*Assignment*:
From the entries that follow, extract each line holding the string "level".

*Materials provided*:

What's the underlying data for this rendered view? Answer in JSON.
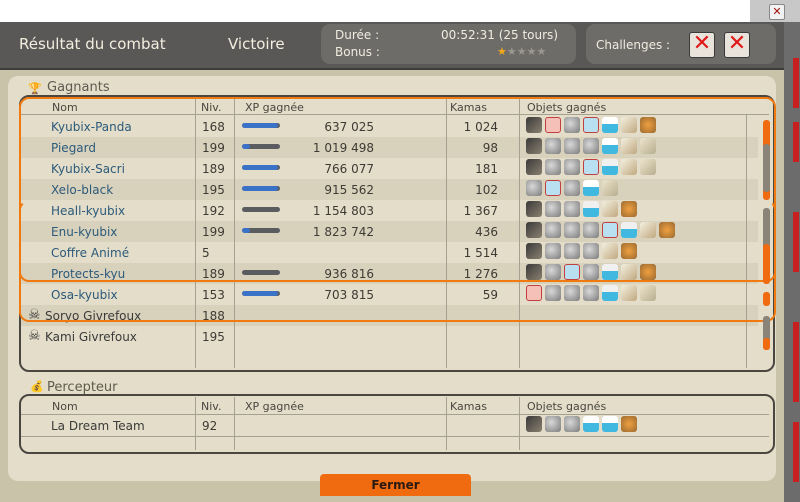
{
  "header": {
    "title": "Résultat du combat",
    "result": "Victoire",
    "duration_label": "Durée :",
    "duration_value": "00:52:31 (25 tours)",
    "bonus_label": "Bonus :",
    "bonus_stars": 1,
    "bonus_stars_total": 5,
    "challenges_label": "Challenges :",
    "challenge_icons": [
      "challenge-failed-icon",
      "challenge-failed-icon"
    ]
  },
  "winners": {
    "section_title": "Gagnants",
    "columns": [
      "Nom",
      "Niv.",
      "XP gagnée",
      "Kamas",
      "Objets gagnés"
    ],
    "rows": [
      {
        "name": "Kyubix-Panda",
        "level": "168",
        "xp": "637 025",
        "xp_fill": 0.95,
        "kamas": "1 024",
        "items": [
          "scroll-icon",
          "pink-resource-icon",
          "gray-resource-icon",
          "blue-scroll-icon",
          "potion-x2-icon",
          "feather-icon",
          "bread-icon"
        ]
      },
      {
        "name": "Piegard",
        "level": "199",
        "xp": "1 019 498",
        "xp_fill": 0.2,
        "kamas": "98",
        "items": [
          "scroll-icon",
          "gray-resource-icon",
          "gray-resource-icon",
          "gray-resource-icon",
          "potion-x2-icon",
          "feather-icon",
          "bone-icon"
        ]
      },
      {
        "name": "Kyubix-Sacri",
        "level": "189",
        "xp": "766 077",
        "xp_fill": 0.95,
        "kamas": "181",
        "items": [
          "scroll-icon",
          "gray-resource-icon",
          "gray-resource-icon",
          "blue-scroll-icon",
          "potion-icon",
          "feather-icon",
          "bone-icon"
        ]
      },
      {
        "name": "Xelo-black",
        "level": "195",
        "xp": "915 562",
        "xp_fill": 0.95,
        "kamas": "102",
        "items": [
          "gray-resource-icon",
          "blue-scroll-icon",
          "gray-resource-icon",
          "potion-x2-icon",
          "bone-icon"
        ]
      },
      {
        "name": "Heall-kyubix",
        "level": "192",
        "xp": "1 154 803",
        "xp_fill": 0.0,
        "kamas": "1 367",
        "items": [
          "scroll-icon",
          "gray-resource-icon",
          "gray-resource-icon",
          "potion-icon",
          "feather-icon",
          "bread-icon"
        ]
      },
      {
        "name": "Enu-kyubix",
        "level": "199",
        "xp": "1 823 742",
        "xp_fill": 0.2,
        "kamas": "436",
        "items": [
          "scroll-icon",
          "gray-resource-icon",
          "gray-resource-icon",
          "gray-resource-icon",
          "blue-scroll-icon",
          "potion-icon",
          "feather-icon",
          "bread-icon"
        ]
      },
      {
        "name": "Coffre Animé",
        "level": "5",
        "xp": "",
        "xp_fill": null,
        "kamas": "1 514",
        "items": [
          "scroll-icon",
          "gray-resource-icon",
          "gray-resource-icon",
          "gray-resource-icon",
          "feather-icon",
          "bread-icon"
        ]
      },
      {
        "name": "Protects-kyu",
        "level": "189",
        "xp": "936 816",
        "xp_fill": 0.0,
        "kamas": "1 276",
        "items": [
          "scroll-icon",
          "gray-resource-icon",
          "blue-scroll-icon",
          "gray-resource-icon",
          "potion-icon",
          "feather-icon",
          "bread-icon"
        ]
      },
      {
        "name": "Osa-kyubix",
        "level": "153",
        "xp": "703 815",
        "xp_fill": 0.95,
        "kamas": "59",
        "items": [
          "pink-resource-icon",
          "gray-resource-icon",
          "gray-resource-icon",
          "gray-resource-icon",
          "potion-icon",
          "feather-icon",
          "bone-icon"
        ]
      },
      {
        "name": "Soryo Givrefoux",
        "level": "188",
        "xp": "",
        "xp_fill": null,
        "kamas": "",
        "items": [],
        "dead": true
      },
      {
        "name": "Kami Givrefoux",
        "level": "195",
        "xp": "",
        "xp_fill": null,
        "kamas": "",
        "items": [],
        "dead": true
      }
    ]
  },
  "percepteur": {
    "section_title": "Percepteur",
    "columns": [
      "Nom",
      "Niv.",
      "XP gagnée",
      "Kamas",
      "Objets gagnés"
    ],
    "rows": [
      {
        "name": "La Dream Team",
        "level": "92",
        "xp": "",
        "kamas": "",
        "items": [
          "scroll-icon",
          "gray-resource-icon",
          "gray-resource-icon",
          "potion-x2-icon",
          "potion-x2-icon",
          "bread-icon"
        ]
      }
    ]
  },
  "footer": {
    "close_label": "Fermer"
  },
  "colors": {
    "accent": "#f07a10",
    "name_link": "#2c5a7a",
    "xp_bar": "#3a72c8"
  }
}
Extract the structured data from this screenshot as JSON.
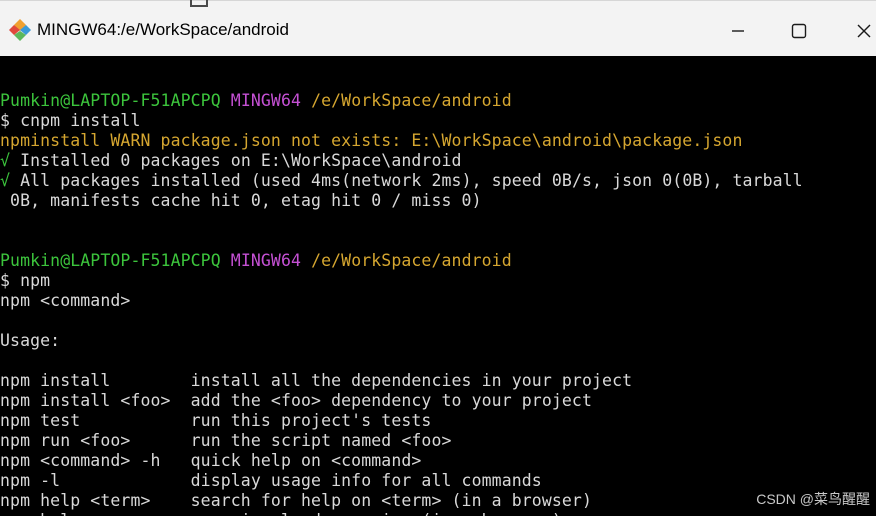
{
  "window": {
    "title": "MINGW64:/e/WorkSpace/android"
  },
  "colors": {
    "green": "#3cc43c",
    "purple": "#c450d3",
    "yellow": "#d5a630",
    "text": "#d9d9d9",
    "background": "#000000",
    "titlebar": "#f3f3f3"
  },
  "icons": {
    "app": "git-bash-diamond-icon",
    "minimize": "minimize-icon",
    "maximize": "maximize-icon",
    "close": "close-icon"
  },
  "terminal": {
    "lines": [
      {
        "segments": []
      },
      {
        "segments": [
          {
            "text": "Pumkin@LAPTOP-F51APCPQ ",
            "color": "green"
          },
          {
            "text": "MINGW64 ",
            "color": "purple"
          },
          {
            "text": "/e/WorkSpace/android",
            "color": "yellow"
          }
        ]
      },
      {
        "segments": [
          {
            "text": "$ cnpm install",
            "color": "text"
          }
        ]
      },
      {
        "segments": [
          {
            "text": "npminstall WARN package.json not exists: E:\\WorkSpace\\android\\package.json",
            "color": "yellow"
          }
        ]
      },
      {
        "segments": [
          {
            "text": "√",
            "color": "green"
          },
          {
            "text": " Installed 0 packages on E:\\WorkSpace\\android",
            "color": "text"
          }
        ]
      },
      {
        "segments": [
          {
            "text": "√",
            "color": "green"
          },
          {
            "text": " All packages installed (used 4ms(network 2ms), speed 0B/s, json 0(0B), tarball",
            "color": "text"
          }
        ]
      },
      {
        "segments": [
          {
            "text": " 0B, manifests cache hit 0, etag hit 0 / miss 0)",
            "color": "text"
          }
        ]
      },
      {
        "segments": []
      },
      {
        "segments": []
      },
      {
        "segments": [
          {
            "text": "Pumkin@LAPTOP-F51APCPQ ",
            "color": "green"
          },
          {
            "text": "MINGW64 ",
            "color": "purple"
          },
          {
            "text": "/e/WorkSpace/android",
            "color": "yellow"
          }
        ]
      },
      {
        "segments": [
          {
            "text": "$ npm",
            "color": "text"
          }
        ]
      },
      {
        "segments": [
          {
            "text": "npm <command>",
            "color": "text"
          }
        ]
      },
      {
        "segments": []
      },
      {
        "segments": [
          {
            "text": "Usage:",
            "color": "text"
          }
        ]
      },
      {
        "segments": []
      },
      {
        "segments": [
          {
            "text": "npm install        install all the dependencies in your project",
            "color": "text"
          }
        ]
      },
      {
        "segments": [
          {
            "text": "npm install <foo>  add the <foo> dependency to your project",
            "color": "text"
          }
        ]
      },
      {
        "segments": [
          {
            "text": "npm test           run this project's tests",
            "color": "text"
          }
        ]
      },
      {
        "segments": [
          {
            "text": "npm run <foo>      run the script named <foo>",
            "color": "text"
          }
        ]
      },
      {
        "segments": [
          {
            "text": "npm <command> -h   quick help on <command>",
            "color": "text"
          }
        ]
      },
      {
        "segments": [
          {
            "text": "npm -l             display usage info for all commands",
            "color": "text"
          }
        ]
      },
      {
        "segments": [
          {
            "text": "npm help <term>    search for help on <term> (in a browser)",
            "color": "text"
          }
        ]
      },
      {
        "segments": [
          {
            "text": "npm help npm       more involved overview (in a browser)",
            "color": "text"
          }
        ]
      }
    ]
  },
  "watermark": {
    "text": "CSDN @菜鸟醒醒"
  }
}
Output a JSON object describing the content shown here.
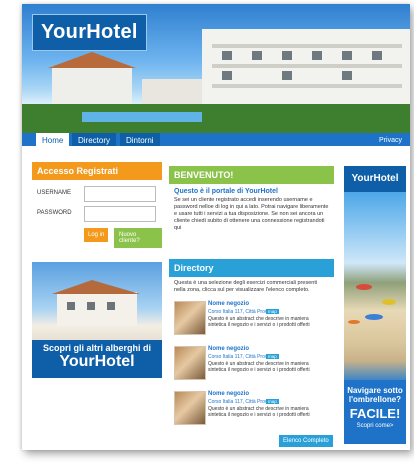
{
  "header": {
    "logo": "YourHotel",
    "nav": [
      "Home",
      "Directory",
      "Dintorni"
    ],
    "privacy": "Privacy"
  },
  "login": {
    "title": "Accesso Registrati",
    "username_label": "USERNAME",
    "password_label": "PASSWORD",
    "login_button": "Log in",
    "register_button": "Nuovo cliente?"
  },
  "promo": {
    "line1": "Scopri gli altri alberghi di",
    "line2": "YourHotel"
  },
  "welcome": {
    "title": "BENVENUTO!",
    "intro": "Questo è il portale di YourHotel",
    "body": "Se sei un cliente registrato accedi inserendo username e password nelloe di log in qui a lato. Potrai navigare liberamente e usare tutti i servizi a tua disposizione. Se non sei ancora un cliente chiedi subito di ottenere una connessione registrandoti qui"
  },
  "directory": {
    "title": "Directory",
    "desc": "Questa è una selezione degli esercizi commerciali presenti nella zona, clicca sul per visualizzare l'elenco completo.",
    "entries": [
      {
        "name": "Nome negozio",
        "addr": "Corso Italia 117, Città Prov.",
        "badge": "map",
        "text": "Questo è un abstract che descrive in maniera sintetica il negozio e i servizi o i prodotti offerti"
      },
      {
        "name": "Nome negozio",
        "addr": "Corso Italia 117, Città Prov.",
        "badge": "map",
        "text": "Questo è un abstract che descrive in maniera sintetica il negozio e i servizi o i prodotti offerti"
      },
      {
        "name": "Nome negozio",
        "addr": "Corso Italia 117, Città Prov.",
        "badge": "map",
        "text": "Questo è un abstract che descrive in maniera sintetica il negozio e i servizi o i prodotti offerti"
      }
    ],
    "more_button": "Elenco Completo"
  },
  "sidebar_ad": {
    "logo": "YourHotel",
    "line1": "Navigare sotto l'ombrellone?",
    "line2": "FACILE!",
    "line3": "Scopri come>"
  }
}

*Reply*:
        "level": "168",
        "level": "199",
        "level": "189",
        "level": "195",
        "level": "192",
        "level": "199",
        "level": "5",
        "level": "189",
        "level": "153",
        "level": "188",
        "level": "195",
        "level": "92",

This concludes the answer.